What to work on: Work through the records below and copy every line that includes "Make".

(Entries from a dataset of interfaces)
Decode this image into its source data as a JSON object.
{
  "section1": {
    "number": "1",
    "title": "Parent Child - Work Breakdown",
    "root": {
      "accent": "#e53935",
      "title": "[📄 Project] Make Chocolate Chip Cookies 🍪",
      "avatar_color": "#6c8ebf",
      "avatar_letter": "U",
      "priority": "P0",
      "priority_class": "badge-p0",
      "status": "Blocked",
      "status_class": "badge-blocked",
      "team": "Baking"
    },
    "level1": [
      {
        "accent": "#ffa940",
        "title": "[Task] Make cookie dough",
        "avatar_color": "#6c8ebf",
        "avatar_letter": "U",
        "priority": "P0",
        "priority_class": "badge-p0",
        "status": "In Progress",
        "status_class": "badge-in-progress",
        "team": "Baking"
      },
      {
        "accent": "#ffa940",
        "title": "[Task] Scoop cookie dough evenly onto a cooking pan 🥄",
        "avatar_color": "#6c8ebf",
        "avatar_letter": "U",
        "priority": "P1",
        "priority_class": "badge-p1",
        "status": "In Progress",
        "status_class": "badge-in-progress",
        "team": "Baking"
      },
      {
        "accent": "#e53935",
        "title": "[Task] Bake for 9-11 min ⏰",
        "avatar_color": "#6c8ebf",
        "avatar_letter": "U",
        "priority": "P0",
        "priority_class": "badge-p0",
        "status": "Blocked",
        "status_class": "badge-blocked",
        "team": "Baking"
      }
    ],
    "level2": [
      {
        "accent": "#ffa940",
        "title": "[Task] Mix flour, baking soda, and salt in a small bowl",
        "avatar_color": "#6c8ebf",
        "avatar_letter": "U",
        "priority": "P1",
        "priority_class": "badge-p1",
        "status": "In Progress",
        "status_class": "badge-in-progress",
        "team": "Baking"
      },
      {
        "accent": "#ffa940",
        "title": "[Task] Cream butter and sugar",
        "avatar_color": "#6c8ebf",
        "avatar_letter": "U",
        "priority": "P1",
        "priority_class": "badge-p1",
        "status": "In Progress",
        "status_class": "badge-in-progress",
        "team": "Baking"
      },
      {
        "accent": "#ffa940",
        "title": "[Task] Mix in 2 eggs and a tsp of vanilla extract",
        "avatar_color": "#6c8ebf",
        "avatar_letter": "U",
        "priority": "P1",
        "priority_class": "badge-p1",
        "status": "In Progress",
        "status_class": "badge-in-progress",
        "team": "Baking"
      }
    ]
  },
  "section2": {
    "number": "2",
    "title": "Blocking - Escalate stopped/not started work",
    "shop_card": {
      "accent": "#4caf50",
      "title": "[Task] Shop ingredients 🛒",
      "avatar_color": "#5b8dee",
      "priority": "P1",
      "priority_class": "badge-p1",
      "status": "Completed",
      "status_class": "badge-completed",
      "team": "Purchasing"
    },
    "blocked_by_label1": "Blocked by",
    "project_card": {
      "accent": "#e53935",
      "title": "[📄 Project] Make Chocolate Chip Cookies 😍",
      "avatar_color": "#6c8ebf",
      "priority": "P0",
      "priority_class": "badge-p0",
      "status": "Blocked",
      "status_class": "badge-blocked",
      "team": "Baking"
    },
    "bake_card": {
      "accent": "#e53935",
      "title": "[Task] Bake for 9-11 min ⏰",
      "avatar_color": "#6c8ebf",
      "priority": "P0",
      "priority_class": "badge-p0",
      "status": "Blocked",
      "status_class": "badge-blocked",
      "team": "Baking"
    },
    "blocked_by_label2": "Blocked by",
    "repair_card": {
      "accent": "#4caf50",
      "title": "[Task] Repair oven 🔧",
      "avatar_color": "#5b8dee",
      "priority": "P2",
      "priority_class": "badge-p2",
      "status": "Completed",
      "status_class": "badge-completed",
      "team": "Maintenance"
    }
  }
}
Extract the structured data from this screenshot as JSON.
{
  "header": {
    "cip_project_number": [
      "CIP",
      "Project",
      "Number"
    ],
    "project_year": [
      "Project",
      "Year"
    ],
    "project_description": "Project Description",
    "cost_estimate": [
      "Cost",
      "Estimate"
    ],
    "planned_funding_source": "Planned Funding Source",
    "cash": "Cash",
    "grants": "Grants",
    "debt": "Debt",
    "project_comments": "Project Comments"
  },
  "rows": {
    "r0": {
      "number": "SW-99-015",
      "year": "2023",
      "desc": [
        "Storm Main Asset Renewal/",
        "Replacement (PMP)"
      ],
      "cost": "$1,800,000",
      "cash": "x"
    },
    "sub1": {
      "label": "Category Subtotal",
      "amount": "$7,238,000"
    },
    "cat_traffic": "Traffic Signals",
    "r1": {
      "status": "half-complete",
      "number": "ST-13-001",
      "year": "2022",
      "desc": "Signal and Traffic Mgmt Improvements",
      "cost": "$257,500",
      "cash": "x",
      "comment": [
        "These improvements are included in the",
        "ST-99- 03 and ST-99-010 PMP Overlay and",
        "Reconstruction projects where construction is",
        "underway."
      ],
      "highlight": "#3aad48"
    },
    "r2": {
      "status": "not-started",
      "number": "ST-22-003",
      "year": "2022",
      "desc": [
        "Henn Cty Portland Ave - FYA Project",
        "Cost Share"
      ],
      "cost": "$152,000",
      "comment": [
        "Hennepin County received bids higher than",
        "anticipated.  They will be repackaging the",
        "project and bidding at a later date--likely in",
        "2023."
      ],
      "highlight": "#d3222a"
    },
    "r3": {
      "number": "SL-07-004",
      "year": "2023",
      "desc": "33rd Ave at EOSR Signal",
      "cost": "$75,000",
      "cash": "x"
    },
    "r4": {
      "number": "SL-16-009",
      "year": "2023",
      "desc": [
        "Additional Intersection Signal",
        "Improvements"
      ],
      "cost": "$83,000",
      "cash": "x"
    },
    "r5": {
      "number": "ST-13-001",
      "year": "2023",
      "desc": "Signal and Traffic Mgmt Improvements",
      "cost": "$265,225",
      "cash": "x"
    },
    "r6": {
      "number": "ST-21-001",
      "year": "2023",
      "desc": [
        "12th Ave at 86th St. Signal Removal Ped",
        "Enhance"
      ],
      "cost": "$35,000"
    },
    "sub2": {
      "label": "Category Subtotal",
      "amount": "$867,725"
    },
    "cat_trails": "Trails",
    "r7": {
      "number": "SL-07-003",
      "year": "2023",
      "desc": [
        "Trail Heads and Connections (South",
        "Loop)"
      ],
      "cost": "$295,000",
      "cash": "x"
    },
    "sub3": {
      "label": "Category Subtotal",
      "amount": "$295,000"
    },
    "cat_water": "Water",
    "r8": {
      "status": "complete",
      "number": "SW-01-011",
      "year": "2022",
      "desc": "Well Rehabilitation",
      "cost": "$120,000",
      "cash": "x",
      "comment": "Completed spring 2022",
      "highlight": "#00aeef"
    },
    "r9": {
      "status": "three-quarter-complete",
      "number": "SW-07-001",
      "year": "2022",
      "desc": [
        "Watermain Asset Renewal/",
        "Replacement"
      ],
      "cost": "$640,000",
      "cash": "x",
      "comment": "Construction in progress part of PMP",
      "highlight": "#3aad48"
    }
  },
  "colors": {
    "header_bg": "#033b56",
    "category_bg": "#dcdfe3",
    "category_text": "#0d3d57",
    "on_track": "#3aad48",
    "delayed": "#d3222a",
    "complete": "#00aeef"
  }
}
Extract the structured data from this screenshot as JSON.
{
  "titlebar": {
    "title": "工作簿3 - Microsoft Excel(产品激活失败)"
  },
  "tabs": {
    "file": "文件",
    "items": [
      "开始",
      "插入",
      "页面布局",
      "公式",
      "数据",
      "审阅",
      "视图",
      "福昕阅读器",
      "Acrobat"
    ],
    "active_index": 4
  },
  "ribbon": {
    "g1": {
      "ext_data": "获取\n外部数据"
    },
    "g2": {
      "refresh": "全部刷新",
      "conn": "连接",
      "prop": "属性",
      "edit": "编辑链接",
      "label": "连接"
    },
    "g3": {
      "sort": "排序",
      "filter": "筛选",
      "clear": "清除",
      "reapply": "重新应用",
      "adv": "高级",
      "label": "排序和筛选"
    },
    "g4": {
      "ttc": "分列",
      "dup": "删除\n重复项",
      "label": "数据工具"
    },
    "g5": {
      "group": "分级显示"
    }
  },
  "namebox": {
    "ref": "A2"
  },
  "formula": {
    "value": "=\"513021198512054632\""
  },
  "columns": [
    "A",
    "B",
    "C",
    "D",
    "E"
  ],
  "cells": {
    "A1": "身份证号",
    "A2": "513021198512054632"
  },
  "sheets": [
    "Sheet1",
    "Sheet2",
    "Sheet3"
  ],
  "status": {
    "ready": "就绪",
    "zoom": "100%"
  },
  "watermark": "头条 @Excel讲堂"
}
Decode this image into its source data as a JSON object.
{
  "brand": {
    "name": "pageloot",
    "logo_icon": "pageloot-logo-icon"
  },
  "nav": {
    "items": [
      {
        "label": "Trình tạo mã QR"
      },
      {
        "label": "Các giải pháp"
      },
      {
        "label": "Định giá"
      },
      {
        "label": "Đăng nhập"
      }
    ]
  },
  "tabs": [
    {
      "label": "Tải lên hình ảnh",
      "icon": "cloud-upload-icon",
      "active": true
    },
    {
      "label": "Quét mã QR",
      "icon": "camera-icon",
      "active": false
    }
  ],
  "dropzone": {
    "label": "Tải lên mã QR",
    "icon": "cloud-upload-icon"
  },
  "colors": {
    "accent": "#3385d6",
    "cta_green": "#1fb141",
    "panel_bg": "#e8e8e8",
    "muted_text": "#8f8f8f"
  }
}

Answer section:
      "title": "[📄 Project] Make Chocolate Chip Cookies 🍪",
        "title": "[Task] Make cookie dough",
      "title": "[📄 Project] Make Chocolate Chip Cookies 😍",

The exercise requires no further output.